Gaertner 1Alex GaertnerDr. DiSarroENG 101- Section 1229 February 2012 The New Athletic American Dream as Portrayed in Films The American Dream can take many different shapes and forms. There are manydifferent aspects. Andrew Miller looks into the athletic American dream in his article,“TheAmerican Dream Goes to College”. This dream became evident during the late 1920’s. Whileanalyzing many films and other authorities, Miller describes to the reader the significance ofthis dream. Focusing on understanding the message and arrangement of this article proves theeffectiveness at persuading an audience. These features of the article are important becausethey are the critical components that make the article a worthwhile read. “TheAmerican Dream Goes to College”, written by Andrew C. Miller, discusses the massnumbers of movies of the sports film genre that were created in the late 1920’s. Miller isexplaining why this happened and what was happening in America at the time to influence it.He believes these films have portrayed a new athletic American dream. With an examination ofmany films of this time, Miller was able to identify three main factors contributing to theirmaking. One, football is incredibly popular at this time and Hollywood wanted to portray that.Second, the college campus was an ideal location for this scenario to take place. Lastly, thesefilms displayed an elimination of class differences. After going into further detail of these

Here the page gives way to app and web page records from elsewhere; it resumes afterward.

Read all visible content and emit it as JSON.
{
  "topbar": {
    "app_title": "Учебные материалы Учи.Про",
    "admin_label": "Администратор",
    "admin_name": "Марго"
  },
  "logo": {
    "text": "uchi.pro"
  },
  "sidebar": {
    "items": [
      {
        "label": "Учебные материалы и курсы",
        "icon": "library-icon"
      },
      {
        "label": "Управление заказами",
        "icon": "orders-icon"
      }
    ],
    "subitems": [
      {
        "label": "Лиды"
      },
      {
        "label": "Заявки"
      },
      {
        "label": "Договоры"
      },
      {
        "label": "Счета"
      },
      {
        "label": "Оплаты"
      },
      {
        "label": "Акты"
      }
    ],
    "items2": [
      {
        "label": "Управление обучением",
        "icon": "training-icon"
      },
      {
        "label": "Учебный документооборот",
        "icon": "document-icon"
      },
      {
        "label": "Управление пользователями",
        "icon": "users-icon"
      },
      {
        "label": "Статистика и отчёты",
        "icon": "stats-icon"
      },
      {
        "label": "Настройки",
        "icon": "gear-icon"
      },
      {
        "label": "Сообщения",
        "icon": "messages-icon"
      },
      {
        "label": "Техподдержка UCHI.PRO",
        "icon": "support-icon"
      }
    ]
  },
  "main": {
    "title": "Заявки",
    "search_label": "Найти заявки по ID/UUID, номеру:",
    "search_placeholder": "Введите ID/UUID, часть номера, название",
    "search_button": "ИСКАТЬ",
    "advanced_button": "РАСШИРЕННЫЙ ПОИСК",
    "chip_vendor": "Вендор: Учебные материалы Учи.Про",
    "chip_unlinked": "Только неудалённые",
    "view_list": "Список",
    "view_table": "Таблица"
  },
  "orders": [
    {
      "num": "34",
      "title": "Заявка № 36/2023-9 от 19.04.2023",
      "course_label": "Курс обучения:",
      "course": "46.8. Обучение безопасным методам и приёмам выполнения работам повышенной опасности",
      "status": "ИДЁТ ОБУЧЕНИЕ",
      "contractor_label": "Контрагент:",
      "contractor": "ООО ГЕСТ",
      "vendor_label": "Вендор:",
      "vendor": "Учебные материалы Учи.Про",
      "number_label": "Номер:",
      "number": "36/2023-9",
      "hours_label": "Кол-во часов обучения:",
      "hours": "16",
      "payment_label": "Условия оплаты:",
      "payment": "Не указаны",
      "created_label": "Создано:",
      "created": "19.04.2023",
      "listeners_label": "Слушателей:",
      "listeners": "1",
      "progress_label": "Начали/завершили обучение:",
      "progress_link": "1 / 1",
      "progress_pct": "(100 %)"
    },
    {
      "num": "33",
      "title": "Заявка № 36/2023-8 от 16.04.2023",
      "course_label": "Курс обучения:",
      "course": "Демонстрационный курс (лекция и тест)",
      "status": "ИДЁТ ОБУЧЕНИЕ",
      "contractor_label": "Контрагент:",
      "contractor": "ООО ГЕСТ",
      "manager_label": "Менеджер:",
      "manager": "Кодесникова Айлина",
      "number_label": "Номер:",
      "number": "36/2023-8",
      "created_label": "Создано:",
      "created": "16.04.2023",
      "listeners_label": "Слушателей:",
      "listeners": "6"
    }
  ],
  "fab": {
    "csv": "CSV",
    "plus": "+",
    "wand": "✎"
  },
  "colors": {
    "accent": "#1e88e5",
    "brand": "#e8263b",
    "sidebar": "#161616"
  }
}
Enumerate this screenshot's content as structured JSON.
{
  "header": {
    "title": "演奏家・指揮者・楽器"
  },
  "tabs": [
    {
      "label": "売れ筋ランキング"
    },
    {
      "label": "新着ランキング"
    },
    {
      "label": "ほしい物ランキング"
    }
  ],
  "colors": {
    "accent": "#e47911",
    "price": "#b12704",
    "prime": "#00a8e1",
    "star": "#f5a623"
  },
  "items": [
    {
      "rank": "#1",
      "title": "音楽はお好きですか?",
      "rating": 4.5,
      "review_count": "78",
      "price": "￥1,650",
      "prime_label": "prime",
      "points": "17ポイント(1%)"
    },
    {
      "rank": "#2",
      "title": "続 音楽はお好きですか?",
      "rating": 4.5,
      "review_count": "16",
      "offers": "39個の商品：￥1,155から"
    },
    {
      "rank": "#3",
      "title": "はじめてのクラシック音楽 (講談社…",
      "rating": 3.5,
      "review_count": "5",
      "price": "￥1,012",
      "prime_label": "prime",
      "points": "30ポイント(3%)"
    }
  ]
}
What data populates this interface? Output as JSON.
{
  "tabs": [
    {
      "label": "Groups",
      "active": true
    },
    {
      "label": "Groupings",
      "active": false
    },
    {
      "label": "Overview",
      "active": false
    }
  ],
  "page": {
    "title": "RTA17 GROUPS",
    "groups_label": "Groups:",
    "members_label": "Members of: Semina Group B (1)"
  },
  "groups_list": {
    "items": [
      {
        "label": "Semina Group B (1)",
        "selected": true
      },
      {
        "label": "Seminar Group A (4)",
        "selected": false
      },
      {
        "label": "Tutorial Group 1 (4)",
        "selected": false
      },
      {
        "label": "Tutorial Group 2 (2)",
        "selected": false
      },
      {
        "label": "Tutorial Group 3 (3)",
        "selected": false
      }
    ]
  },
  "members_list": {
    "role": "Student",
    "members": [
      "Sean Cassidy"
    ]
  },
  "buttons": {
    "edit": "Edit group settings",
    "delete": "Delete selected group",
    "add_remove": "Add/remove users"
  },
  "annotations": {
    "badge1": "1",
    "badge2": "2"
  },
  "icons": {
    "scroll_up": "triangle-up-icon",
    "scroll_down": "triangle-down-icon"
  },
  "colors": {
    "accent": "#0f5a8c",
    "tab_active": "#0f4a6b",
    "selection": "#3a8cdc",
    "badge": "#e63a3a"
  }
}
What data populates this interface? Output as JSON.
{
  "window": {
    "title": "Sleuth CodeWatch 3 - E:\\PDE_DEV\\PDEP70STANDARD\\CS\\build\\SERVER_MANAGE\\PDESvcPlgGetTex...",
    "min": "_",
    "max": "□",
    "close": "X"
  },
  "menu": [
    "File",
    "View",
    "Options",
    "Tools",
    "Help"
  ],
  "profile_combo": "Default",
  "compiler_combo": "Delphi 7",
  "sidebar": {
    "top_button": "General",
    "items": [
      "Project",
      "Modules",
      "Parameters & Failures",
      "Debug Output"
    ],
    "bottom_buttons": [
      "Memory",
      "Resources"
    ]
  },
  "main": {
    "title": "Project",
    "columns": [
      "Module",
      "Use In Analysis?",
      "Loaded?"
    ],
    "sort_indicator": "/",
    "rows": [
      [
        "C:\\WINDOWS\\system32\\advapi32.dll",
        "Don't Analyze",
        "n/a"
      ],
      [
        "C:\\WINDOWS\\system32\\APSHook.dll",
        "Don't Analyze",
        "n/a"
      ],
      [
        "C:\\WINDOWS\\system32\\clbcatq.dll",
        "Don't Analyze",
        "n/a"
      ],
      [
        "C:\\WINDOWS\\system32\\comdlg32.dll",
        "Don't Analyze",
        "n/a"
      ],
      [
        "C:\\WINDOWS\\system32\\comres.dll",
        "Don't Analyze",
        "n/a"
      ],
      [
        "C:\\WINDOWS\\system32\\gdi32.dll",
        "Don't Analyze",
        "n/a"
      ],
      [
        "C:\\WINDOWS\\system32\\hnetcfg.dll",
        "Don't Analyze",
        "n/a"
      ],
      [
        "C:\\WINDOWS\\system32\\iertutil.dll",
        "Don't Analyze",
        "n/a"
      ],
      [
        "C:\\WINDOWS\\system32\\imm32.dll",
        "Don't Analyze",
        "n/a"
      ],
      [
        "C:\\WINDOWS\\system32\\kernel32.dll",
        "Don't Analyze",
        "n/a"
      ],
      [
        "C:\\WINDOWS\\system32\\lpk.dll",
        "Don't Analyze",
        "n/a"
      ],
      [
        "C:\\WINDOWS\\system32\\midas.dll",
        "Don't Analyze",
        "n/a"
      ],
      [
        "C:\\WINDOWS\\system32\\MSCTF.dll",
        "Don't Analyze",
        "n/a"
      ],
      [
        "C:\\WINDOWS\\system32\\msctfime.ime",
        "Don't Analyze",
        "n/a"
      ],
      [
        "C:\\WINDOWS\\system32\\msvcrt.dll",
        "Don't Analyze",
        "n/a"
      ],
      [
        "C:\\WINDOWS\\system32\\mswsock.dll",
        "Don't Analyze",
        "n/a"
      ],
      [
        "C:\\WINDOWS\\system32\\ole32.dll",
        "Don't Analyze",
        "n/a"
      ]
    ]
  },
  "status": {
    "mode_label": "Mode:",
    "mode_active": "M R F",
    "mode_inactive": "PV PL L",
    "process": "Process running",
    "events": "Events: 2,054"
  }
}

Gaertner 2points, the audience is able to have an understanding of why these films were created in suchlarge numbers and what was happening in America that influenced it. Logos is the most important and prevalent rhetorical appeal when trying to persuade anaudience. The main purpose of writing an article is to reveal some type of message. There is amajor difference between just stating a message and describing a message. The audience willnot fully believe or understand the message if the author does not use any evidence. He canuse many different types of evidence to persuade an audience. The least noticeable appeal ispathos; it is harder to interpret the intended audience for this article. The author, Andrew C. Miller, establishes his personal credibility through a smallbiography at the very end of the article. The reader learns he is an assistant professor focusingon media production. While writing this article Miller was also furthering his studies on theAmerican sports film genre by writing a manuscript for the cultural history. Throughout thearticle the reader ascertains that Miller is knowledgeable because of the many facts he uses tosupport his statements. Miller quotes many outside sources and then goes on to further explainhow they relate to his message. The author is writing this article to inform people of a topic thathas been overlooked. He believes the 1920’s were a time period in which many movies weremade circling around sports in college and the new “athletic American dream” they created.This athletic American dream portrays a life in which with a lot of hard work and determinationone can be lead to victory. Throughout the article, Miller is explaining the reasoning for why somany movies of this genre were made during this time period. He intends to answer thequestion of what cultural moment was occurring in cinema and in American society at this time.
Gaertner 3 The use of a lot of specific evidence is very helpful in portraying his specific message.Andrew Miller uses various forms of evidence to support his claims and further develop hisdiscussion. He references numerous screen plays of the sports film genre that were madeduring the late 1920’s. For example, Miller lists numerous films to show evidence of hisprevious statement, “The titles of some films like Spirit of Notre Dame (1931) and Rose Bowl(1936) loudly announce their football connections as well as their college affiliations…” (Miller1227). Miller easily persuades the audience to believe what he is talking about because he isable to reference numerous films. This furthers the reader’s opinion that Miller is educated onthe subject he is discussing. In addition to referencing movies, Miller also quotes many otherauthorities, including sports historians. Another key piece of evidence Miller uses to persuadethe audience is visual aids. Miller includes pictures of a movie poster and a book advertisement.The use of these visual aids is extremely powerful in persuading the reader because it is givingthem something tangible to look at. The reader is able to make the connection to real lifethrough the use of real advertisements. The article is arranged in a very easy to follow format. Miller starts out by laying out themain points of his article as well as some background information in the first two and halfpages. Miller states the exact question his article is going to answer and then lightly touches onthe three main points of the answer. After the introduction the article breaks into 4 subsections going into further detail of the three main points he outlined in the introduction. Thisarrangement helps the reader to easily understand what the main point of each section is. It isbasically laid out in question and answer format, therefore making it simple for the reader toabsorb the most important information.
Gaertner 4 While reading the article the audience can tell Miller is very passionate about thesubject because of his language. Occasionally he will make statements which indicate hisopinion. For example, while describing the three main points of the article he portrays whichone he favors, “And finally, and most interestingly, these football films repeatedly engage withissues of class movement…” (Miller 1224). The use of the phrase, “most interestingly”demonstrates to the audience Miller’s own interest in this specific subtopic. By displaying hisown interest in the information it can make the audience gain more interest because they willwant to continue reading to find out why he believes it is interesting. Works CitedMILLER, ANDREW C. "The American Dream Goes To College: The Cinematic Student Athletes Of College Football." Journal Of Popular Culture 43.6 (2010): 1222-1241. Academic Search Premier. Web. 29 Feb. 2012.